Lady Isabel Morrow, daughter of a marquess, has recently
discovered a side of her late husband of which she had no
notion: Andrew Morrow sold forged paintings. If it became
known, her good name would be ruined, and she could never find
a suitable husband for her ward Lucy. One person immediately
comes to mind: Bow Street Runner Callum Jenks. Callum
investigated her husband's death, and Callum and Isabel got to
know each other just a tad better than would be proper. That
was eighteen months ago, but when Isabel comes to Callum for
help in stealing a painting, the police officer, frustrated
with the justice system, agrees to break the law for the woman
who has unknowingly already stolen his heart.
I knew, from reading the blurb, that LADY ROGUE would stretch
the boundaries of historical reality, but Theresa Romain's
creativity has never let me down. However, LADY ROGUE is a very
odd little book, quite surreal at times; I had the feeling that
I was somehow missing a metaphor or an allegory somewhere. LADY
ROGUE is a study on Regency society on class differences, on
the status of women, on the expectations that were placed on
the people. Where I was expecting hi-jinks -- although there
were some -- LADY ROGUE is more about two people at a
crossroads; it's a character study at which Ms. Romain excels.
I'm not quite sure if the whole forgery angle was all that
necessary; the purpose was basically to bring Callum and Isabel
together, which I believe could have been done through Callum
having a second look into Andrew's death. On the other hand, it
did provide the author with the opportunity to enchant with her
extensive knowledge of art, her sublime understanding of
colors, nuances, and shadings whether in her descriptions of
paintings of the inner working of the human psyche.
Theresa Romain weaves a different sort of romance between two
people yearning for independence, battling existential ennui,
at odds with a rigid society that frowns on relationships that
defy the accepted standards. While I felt the foundation for
LADY ROGUE was rather shaky, and some details questionable, at
the core is a fascinating look at the growth of two individuals
who have started to doubt of their purpose in life. In the end,
Ms. Romain's attention to detail, her acute sense of
observation, and her unbelievably gorgeous prose, delicate and

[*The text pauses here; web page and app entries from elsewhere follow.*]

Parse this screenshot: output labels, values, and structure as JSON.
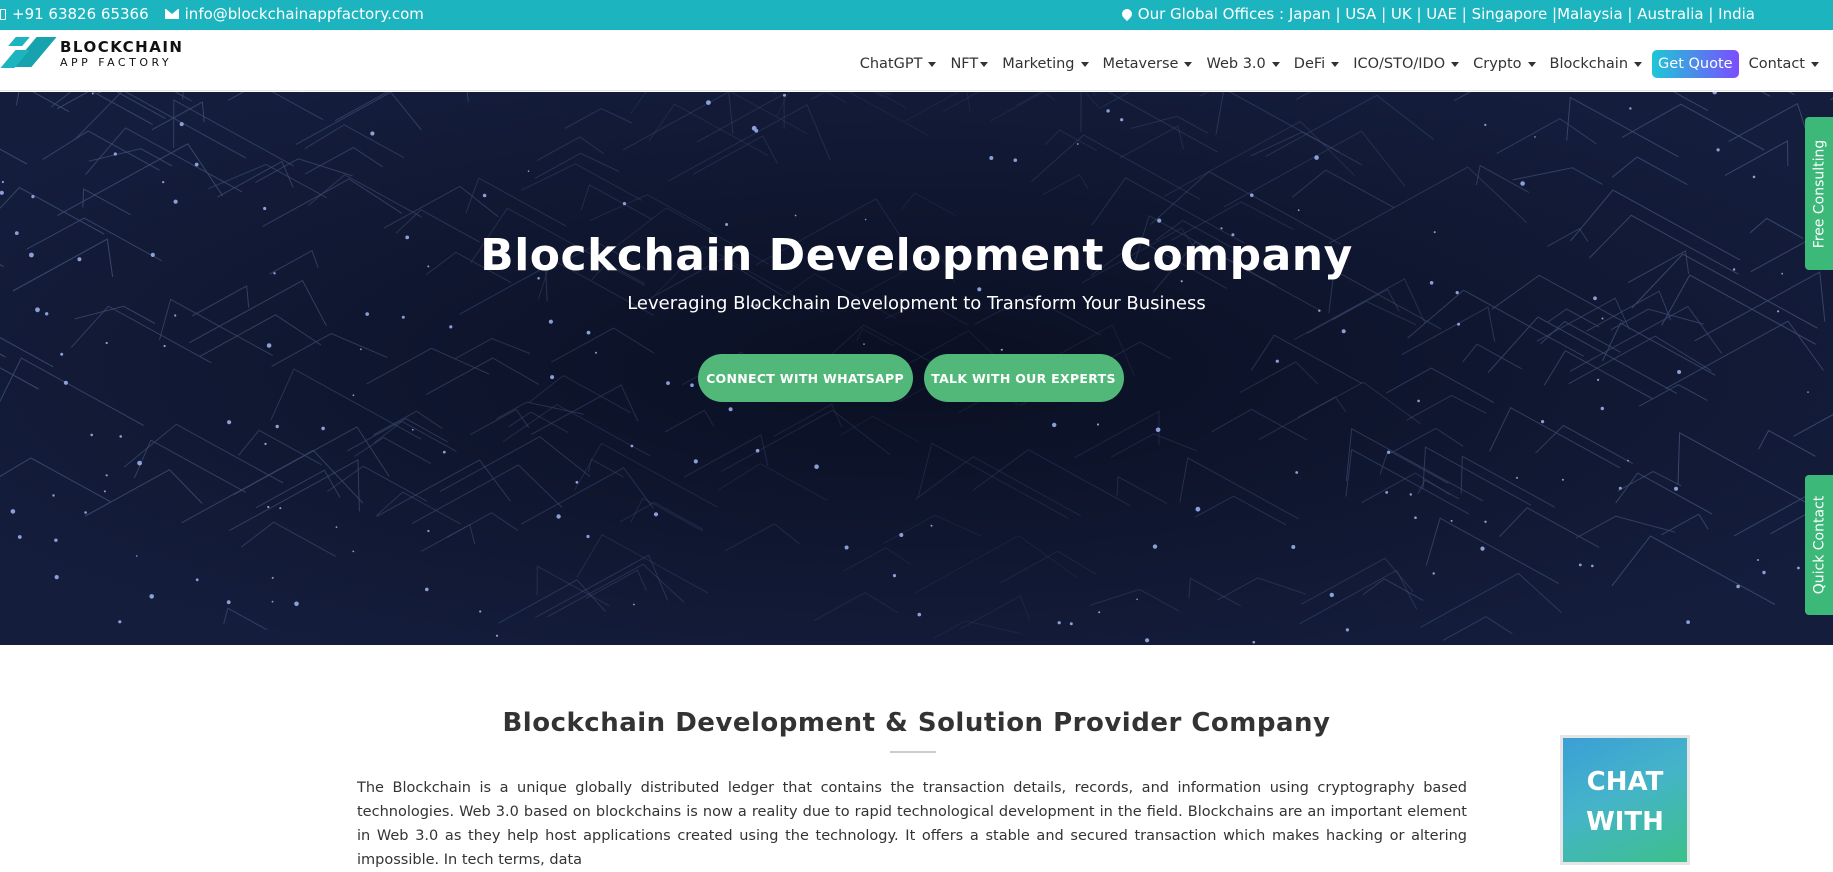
{
  "topbar": {
    "phone": "+91 63826 65366",
    "email": "info@blockchainappfactory.com",
    "offices": "Our Global Offices : Japan | USA | UK | UAE | Singapore |Malaysia | Australia | India"
  },
  "logo": {
    "line1": "BLOCKCHAIN",
    "line2": "APP FACTORY"
  },
  "nav": {
    "items": [
      "ChatGPT",
      "NFT",
      "Marketing",
      "Metaverse",
      "Web 3.0",
      "DeFi",
      "ICO/STO/IDO",
      "Crypto",
      "Blockchain"
    ],
    "get_quote": "Get Quote",
    "contact": "Contact"
  },
  "hero": {
    "title": "Blockchain Development Company",
    "subtitle": "Leveraging Blockchain Development to Transform Your Business",
    "btn_whatsapp": "CONNECT WITH WHATSAPP",
    "btn_experts": "TALK WITH OUR EXPERTS"
  },
  "side_tabs": {
    "free_consulting": "Free Consulting",
    "quick_contact": "Quick Contact"
  },
  "content": {
    "title": "Blockchain Development & Solution Provider Company",
    "paragraph": "The Blockchain is a unique globally distributed ledger that contains the transaction details, records, and information using cryptography based technologies. Web 3.0 based on blockchains is now a reality due to rapid technological development in the field. Blockchains are an important element in Web 3.0 as they help host applications created using the technology. It offers a stable and secured transaction which makes hacking or altering impossible. In tech terms, data"
  },
  "chat_widget": {
    "line1": "CHAT",
    "line2": "WITH"
  },
  "colors": {
    "topbar": "#1cb5bf",
    "hero_button": "#52b87a",
    "side_tab": "#3cb878"
  }
}
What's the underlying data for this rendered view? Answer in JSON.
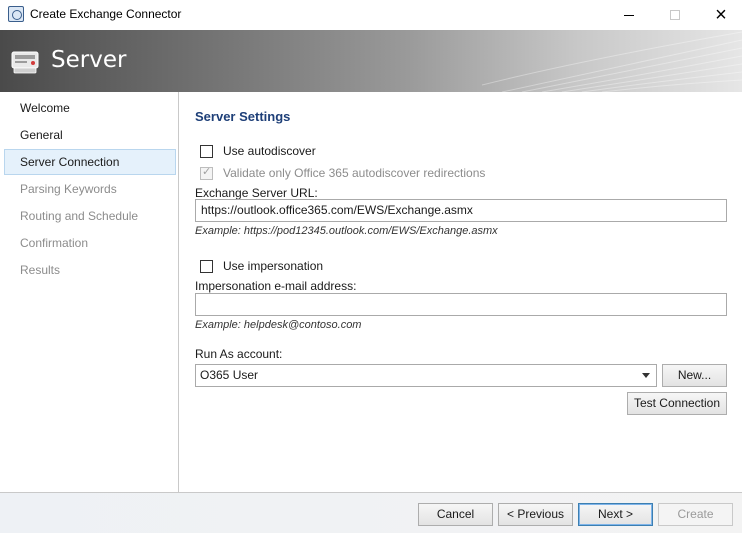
{
  "window": {
    "title": "Create Exchange Connector",
    "app_icon": "connector-app-icon",
    "controls": {
      "minimize": "minimize-icon",
      "maximize": "maximize-icon",
      "close": "×"
    }
  },
  "banner": {
    "title": "Server",
    "icon": "server-icon"
  },
  "nav": {
    "items": [
      {
        "label": "Welcome",
        "state": "normal"
      },
      {
        "label": "General",
        "state": "normal"
      },
      {
        "label": "Server Connection",
        "state": "selected"
      },
      {
        "label": "Parsing Keywords",
        "state": "disabled"
      },
      {
        "label": "Routing and Schedule",
        "state": "disabled"
      },
      {
        "label": "Confirmation",
        "state": "disabled"
      },
      {
        "label": "Results",
        "state": "disabled"
      }
    ]
  },
  "content": {
    "section_title": "Server Settings",
    "autodiscover": {
      "label": "Use autodiscover",
      "checked": false
    },
    "validate_o365": {
      "label": "Validate only Office 365 autodiscover redirections",
      "checked": true,
      "enabled": false
    },
    "server_url": {
      "label": "Exchange Server URL:",
      "value": "https://outlook.office365.com/EWS/Exchange.asmx",
      "example": "Example: https://pod12345.outlook.com/EWS/Exchange.asmx"
    },
    "impersonation": {
      "label": "Use impersonation",
      "checked": false
    },
    "impersonation_email": {
      "label": "Impersonation e-mail address:",
      "value": "",
      "example": "Example: helpdesk@contoso.com"
    },
    "run_as": {
      "label": "Run As account:",
      "selected": "O365 User",
      "new_button": "New...",
      "test_button": "Test Connection"
    }
  },
  "footer": {
    "cancel": "Cancel",
    "previous": "< Previous",
    "next": "Next >",
    "create": "Create"
  },
  "colors": {
    "section_title": "#1e3f78",
    "nav_selected_bg": "#e5f1fb",
    "nav_selected_border": "#b9d6ee",
    "disabled_text": "#8c8c8c"
  }
}
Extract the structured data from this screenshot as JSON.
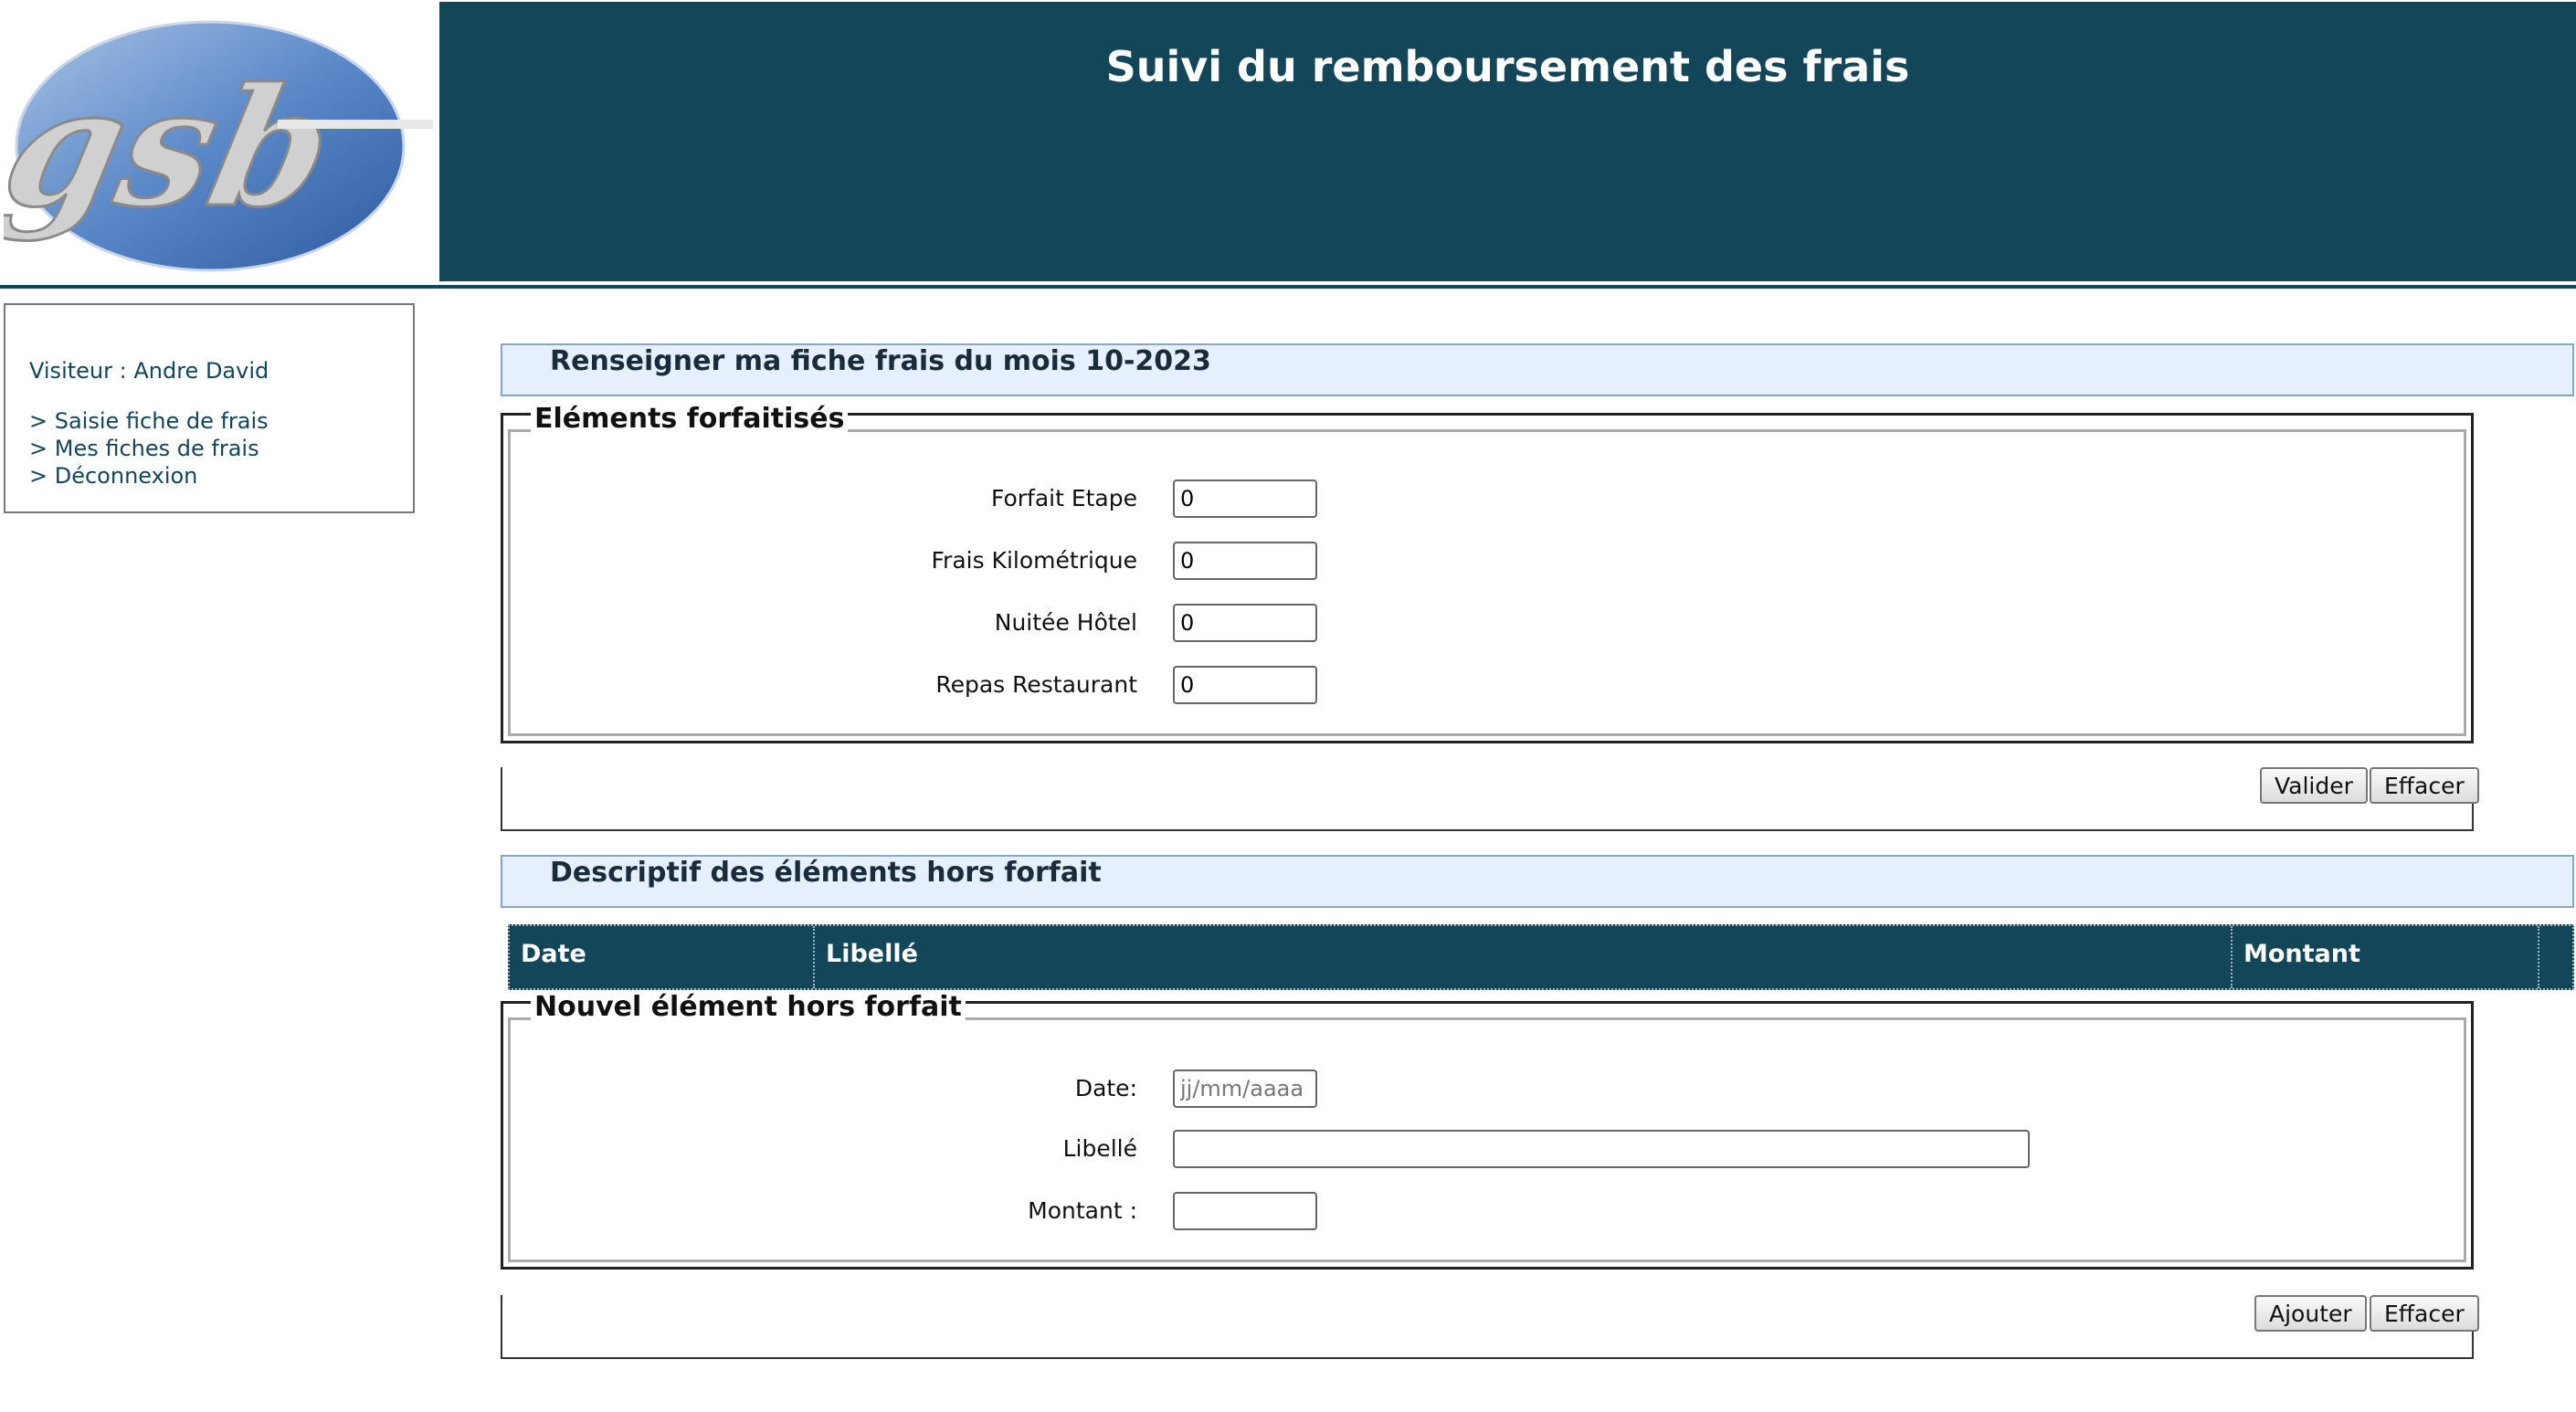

powerful, makes it all worthwhile.
As far as Londonís high society knows, Lady Isabel Morrow
is above reproach. But the truth is rarely so simple.
Though the young widowís passionate fling with dashing
Bow Street Runner Callum Jenks ended amicably months ago,
she now needs his expertise. It seems Isabelís late
husband, a respected art dealer, was peddling forgeries.
If those misdeeds are revealed, the marriage prospects of
his younger cousinó now Isabelís wardówill be ruined.
For the second time, Isabel has upended Callumís well-
ordered world. Heís resolved to help her secretly replace
the forgeries with the real masterpieces, as a . . .
friend. A proper sort of friend doesnít burn with desire,
of course, or steal kisses on twilight errands. Or draw a
willing lady into one passionate encounter after another.
Isabelís scheme is testing Callumís heart as well as his
loyalties. But with pleasure so intoxicating, the real
crime would be to resist . . .